— Task details —
Write the records out once more. Leave each line exactly as given.

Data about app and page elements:
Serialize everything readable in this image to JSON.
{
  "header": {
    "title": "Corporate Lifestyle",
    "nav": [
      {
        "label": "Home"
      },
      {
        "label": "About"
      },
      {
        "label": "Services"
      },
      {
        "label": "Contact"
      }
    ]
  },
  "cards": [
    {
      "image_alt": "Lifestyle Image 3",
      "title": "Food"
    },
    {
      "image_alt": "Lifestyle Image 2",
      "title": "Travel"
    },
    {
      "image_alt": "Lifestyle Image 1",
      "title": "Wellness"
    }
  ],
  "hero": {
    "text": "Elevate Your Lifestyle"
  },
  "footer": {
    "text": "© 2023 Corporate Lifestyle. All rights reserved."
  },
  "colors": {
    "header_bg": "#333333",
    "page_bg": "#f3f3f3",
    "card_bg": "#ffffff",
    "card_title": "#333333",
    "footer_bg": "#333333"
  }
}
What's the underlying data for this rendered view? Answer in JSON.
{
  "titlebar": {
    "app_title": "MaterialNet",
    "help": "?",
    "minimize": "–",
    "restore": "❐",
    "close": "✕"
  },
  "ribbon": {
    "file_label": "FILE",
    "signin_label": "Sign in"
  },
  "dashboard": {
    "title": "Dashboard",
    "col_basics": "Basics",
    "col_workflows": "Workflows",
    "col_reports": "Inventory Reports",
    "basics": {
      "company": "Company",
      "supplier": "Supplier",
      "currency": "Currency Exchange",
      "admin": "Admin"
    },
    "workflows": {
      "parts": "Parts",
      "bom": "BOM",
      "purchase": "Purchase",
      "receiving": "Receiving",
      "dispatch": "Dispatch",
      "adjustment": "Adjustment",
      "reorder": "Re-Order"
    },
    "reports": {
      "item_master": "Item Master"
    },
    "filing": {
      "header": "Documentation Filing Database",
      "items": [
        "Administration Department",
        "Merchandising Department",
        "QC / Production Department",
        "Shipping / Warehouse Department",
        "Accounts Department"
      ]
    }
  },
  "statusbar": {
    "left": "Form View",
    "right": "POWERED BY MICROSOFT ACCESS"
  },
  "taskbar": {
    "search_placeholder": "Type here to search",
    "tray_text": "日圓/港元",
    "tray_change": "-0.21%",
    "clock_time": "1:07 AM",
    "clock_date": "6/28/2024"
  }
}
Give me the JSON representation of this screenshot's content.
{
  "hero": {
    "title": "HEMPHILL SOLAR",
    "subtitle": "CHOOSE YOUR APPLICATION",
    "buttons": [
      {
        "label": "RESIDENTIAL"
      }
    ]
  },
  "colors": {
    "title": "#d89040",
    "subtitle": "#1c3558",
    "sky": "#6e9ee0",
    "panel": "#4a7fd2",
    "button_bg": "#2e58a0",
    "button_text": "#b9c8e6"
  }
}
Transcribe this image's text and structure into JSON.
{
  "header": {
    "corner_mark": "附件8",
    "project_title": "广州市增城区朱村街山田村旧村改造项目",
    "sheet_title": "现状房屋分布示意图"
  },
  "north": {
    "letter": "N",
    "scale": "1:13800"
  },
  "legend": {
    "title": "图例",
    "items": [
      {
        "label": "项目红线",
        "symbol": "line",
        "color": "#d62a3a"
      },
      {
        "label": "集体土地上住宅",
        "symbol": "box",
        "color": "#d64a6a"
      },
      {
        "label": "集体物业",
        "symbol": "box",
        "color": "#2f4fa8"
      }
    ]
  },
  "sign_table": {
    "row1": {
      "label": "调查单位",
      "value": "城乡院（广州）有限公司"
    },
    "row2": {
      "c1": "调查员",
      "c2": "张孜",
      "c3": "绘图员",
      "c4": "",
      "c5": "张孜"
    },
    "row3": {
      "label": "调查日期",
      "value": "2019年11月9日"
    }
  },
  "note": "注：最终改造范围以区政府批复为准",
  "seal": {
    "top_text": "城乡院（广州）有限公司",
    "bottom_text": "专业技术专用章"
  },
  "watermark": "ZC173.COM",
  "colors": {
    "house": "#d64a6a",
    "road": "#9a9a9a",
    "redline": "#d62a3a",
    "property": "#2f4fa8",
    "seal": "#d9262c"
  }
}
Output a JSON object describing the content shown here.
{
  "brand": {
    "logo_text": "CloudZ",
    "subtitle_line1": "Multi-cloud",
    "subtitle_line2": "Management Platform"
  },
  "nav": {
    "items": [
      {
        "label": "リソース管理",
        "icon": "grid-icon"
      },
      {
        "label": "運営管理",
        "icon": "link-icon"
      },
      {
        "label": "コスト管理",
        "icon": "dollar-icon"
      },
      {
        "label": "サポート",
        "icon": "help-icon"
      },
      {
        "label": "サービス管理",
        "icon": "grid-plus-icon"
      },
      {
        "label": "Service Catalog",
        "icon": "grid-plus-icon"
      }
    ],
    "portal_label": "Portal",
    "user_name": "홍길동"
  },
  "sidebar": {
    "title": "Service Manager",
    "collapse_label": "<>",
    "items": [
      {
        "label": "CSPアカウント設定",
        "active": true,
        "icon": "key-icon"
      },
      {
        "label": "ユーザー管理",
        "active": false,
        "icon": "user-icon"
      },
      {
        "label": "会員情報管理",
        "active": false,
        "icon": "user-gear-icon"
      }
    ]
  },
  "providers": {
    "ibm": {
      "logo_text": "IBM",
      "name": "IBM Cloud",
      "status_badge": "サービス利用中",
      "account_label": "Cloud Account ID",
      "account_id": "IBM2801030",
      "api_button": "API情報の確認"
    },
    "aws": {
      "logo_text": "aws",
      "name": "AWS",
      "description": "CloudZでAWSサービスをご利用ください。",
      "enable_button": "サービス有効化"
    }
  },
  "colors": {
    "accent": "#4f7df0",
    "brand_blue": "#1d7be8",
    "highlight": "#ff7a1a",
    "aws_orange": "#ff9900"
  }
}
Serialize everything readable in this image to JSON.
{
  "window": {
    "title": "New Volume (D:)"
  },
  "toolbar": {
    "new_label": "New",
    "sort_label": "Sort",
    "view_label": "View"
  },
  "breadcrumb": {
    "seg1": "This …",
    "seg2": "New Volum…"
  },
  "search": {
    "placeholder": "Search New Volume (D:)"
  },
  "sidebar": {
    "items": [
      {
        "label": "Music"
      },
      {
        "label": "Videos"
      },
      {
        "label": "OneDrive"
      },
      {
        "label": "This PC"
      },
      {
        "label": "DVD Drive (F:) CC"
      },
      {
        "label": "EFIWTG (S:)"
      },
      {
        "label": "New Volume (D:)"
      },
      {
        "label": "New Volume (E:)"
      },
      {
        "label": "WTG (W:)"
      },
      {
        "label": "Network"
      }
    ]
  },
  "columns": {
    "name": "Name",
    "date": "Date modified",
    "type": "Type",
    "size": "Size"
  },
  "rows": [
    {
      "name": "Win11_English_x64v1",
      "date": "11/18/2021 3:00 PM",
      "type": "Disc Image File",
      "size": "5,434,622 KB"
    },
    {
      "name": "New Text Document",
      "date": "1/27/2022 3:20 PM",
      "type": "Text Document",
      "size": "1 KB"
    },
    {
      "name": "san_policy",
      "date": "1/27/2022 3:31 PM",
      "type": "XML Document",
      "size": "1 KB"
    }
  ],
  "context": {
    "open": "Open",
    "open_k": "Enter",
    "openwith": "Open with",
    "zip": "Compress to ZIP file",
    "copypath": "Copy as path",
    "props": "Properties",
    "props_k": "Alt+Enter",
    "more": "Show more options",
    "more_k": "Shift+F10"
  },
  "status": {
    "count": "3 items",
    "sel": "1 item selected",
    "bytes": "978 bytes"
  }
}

— Result for this exercise —
Serialize everything readable in this image to JSON.
{
  "header": {
    "title": "Corporate Lifestyle",
    "nav": [
      {
        "label": "Home"
      },
      {
        "label": "About"
      },
      {
        "label": "Services"
      },
      {
        "label": "Contact"
      }
    ]
  },
  "cards": [
    {
      "image_alt": "Lifestyle Image 3",
      "title": "Food"
    },
    {
      "image_alt": "Lifestyle Image 2",
      "title": "Travel"
    },
    {
      "image_alt": "Lifestyle Image 1",
      "title": "Wellness"
    }
  ],
  "hero": {
    "text": "Elevate Your Lifestyle"
  },
  "footer": {
    "text": "© 2023 Corporate Lifestyle. All rights reserved."
  },
  "colors": {
    "header_bg": "#333333",
    "page_bg": "#f3f3f3",
    "card_bg": "#ffffff",
    "card_title": "#333333",
    "footer_bg": "#333333"
  }
}
What's the underlying data for this rendered view? Answer in JSON.
{
  "titlebar": {
    "app_title": "MaterialNet",
    "help": "?",
    "minimize": "–",
    "restore": "❐",
    "close": "✕"
  },
  "ribbon": {
    "file_label": "FILE",
    "signin_label": "Sign in"
  },
  "dashboard": {
    "title": "Dashboard",
    "col_basics": "Basics",
    "col_workflows": "Workflows",
    "col_reports": "Inventory Reports",
    "basics": {
      "company": "Company",
      "supplier": "Supplier",
      "currency": "Currency Exchange",
      "admin": "Admin"
    },
    "workflows": {
      "parts": "Parts",
      "bom": "BOM",
      "purchase": "Purchase",
      "receiving": "Receiving",
      "dispatch": "Dispatch",
      "adjustment": "Adjustment",
      "reorder": "Re-Order"
    },
    "reports": {
      "item_master": "Item Master"
    },
    "filing": {
      "header": "Documentation Filing Database",
      "items": [
        "Administration Department",
        "Merchandising Department",
        "QC / Production Department",
        "Shipping / Warehouse Department",
        "Accounts Department"
      ]
    }
  },
  "statusbar": {
    "left": "Form View",
    "right": "POWERED BY MICROSOFT ACCESS"
  },
  "taskbar": {
    "search_placeholder": "Type here to search",
    "tray_text": "日圓/港元",
    "tray_change": "-0.21%",
    "clock_time": "1:07 AM",
    "clock_date": "6/28/2024"
  }
}
Give me the JSON representation of this screenshot's content.
{
  "hero": {
    "title": "HEMPHILL SOLAR",
    "subtitle": "CHOOSE YOUR APPLICATION",
    "buttons": [
      {
        "label": "RESIDENTIAL"
      }
    ]
  },
  "colors": {
    "title": "#d89040",
    "subtitle": "#1c3558",
    "sky": "#6e9ee0",
    "panel": "#4a7fd2",
    "button_bg": "#2e58a0",
    "button_text": "#b9c8e6"
  }
}
Transcribe this image's text and structure into JSON.
{
  "header": {
    "corner_mark": "附件8",
    "project_title": "广州市增城区朱村街山田村旧村改造项目",
    "sheet_title": "现状房屋分布示意图"
  },
  "north": {
    "letter": "N",
    "scale": "1:13800"
  },
  "legend": {
    "title": "图例",
    "items": [
      {
        "label": "项目红线",
        "symbol": "line",
        "color": "#d62a3a"
      },
      {
        "label": "集体土地上住宅",
        "symbol": "box",
        "color": "#d64a6a"
      },
      {
        "label": "集体物业",
        "symbol": "box",
        "color": "#2f4fa8"
      }
    ]
  },
  "sign_table": {
    "row1": {
      "label": "调查单位",
      "value": "城乡院（广州）有限公司"
    },
    "row2": {
      "c1": "调查员",
      "c2": "张孜",
      "c3": "绘图员",
      "c4": "",
      "c5": "张孜"
    },
    "row3": {
      "label": "调查日期",
      "value": "2019年11月9日"
    }
  },
  "note": "注：最终改造范围以区政府批复为准",
  "seal": {
    "top_text": "城乡院（广州）有限公司",
    "bottom_text": "专业技术专用章"
  },
  "watermark": "ZC173.COM",
  "colors": {
    "house": "#d64a6a",
    "road": "#9a9a9a",
    "redline": "#d62a3a",
    "property": "#2f4fa8",
    "seal": "#d9262c"
  }
}
Output a JSON object describing the content shown here.
{
  "brand": {
    "logo_text": "CloudZ",
    "subtitle_line1": "Multi-cloud",
    "subtitle_line2": "Management Platform"
  },
  "nav": {
    "items": [
      {
        "label": "リソース管理",
        "icon": "grid-icon"
      },
      {
        "label": "運営管理",
        "icon": "link-icon"
      },
      {
        "label": "コスト管理",
        "icon": "dollar-icon"
      },
      {
        "label": "サポート",
        "icon": "help-icon"
      },
      {
        "label": "サービス管理",
        "icon": "grid-plus-icon"
      },
      {
        "label": "Service Catalog",
        "icon": "grid-plus-icon"
      }
    ],
    "portal_label": "Portal",
    "user_name": "홍길동"
  },
  "sidebar": {
    "title": "Service Manager",
    "collapse_label": "<>",
    "items": [
      {
        "label": "CSPアカウント設定",
        "active": true,
        "icon": "key-icon"
      },
      {
        "label": "ユーザー管理",
        "active": false,
        "icon": "user-icon"
      },
      {
        "label": "会員情報管理",
        "active": false,
        "icon": "user-gear-icon"
      }
    ]
  },
  "providers": {
    "ibm": {
      "logo_text": "IBM",
      "name": "IBM Cloud",
      "status_badge": "サービス利用中",
      "account_label": "Cloud Account ID",
      "account_id": "IBM2801030",
      "api_button": "API情報の確認"
    },
    "aws": {
      "logo_text": "aws",
      "name": "AWS",
      "description": "CloudZでAWSサービスをご利用ください。",
      "enable_button": "サービス有効化"
    }
  },
  "colors": {
    "accent": "#4f7df0",
    "brand_blue": "#1d7be8",
    "highlight": "#ff7a1a",
    "aws_orange": "#ff9900"
  }
}
Serialize everything readable in this image to JSON.
{
  "window": {
    "title": "New Volume (D:)"
  },
  "toolbar": {
    "new_label": "New",
    "sort_label": "Sort",
    "view_label": "View"
  },
  "breadcrumb": {
    "seg1": "This …",
    "seg2": "New Volum…"
  },
  "search": {
    "placeholder": "Search New Volume (D:)"
  },
  "sidebar": {
    "items": [
      {
        "label": "Music"
      },
      {
        "label": "Videos"
      },
      {
        "label": "OneDrive"
      },
      {
        "label": "This PC"
      },
      {
        "label": "DVD Drive (F:) CC"
      },
      {
        "label": "EFIWTG (S:)"
      },
      {
        "label": "New Volume (D:)"
      },
      {
        "label": "New Volume (E:)"
      },
      {
        "label": "WTG (W:)"
      },
      {
        "label": "Network"
      }
    ]
  },
  "columns": {
    "name": "Name",
    "date": "Date modified",
    "type": "Type",
    "size": "Size"
  },
  "rows": [
    {
      "name": "Win11_English_x64v1",
      "date": "11/18/2021 3:00 PM",
      "type": "Disc Image File",
      "size": "5,434,622 KB"
    },
    {
      "name": "New Text Document",
      "date": "1/27/2022 3:20 PM",
      "type": "Text Document",
      "size": "1 KB"
    },
    {
      "name": "san_policy",
      "date": "1/27/2022 3:31 PM",
      "type": "XML Document",
      "size": "1 KB"
    }
  ],
  "context": {
    "open": "Open",
    "open_k": "Enter",
    "openwith": "Open with",
    "zip": "Compress to ZIP file",
    "copypath": "Copy as path",
    "props": "Properties",
    "props_k": "Alt+Enter",
    "more": "Show more options",
    "more_k": "Shift+F10"
  },
  "status": {
    "count": "3 items",
    "sel": "1 item selected",
    "bytes": "978 bytes"
  }
}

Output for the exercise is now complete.